## INSTRUCTIONS TO FOLLOW
Set down the entries exactly as they appear, apart from the images, which stay out.

─── RECORDS TO PROCESS

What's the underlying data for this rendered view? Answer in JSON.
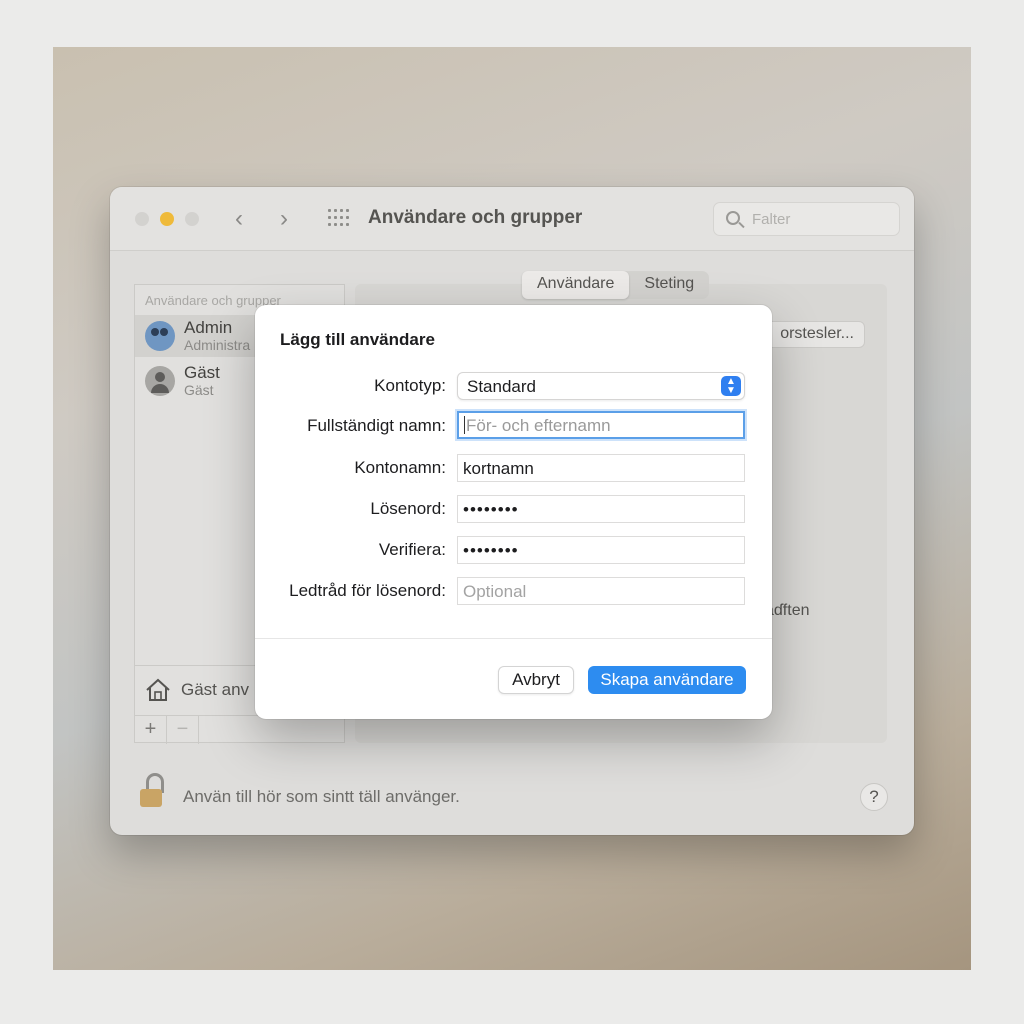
{
  "window": {
    "title": "Användare och grupper",
    "search_placeholder": "Falter"
  },
  "sidebar": {
    "header": "Användare och grupper",
    "users": [
      {
        "name": "Admin",
        "role": "Administra"
      },
      {
        "name": "Gäst",
        "role": "Gäst"
      }
    ],
    "guest_option": "Gäst anv",
    "add_label": "+",
    "remove_label": "−"
  },
  "tabs": [
    "Användare",
    "Steting"
  ],
  "background": {
    "settings_button": "orstesler...",
    "partial_text": "aɗften"
  },
  "footer": {
    "lock_text": "Använ till hör som sintt täll använger.",
    "help_label": "?"
  },
  "dialog": {
    "title": "Lägg till användare",
    "fields": {
      "account_type": {
        "label": "Kontotyp:",
        "value": "Standard"
      },
      "full_name": {
        "label": "Fullständigt namn:",
        "placeholder": "För- och efternamn"
      },
      "account_name": {
        "label": "Kontonamn:",
        "value": "kortnamn"
      },
      "password": {
        "label": "Lösenord:",
        "value": "••••••••"
      },
      "verify": {
        "label": "Verifiera:",
        "value": "••••••••"
      },
      "hint": {
        "label": "Ledtråd för lösenord:",
        "placeholder": "Optional"
      }
    },
    "cancel_label": "Avbryt",
    "create_label": "Skapa användare"
  },
  "colors": {
    "accent": "#2d8cf0",
    "traffic_yellow": "#efba3a"
  }
}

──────

## WRITTEN RESPONSE
What's the underlying data for this rendered view? Answer in JSON.
{
  "window": {
    "title": "Användare och grupper",
    "search_placeholder": "Falter"
  },
  "sidebar": {
    "header": "Användare och grupper",
    "users": [
      {
        "name": "Admin",
        "role": "Administra"
      },
      {
        "name": "Gäst",
        "role": "Gäst"
      }
    ],
    "guest_option": "Gäst anv",
    "add_label": "+",
    "remove_label": "−"
  },
  "tabs": [
    "Användare",
    "Steting"
  ],
  "background": {
    "settings_button": "orstesler...",
    "partial_text": "aɗften"
  },
  "footer": {
    "lock_text": "Använ till hör som sintt täll använger.",
    "help_label": "?"
  },
  "dialog": {
    "title": "Lägg till användare",
    "fields": {
      "account_type": {
        "label": "Kontotyp:",
        "value": "Standard"
      },
      "full_name": {
        "label": "Fullständigt namn:",
        "placeholder": "För- och efternamn"
      },
      "account_name": {
        "label": "Kontonamn:",
        "value": "kortnamn"
      },
      "password": {
        "label": "Lösenord:",
        "value": "••••••••"
      },
      "verify": {
        "label": "Verifiera:",
        "value": "••••••••"
      },
      "hint": {
        "label": "Ledtråd för lösenord:",
        "placeholder": "Optional"
      }
    },
    "cancel_label": "Avbryt",
    "create_label": "Skapa användare"
  },
  "colors": {
    "accent": "#2d8cf0",
    "traffic_yellow": "#efba3a"
  }
}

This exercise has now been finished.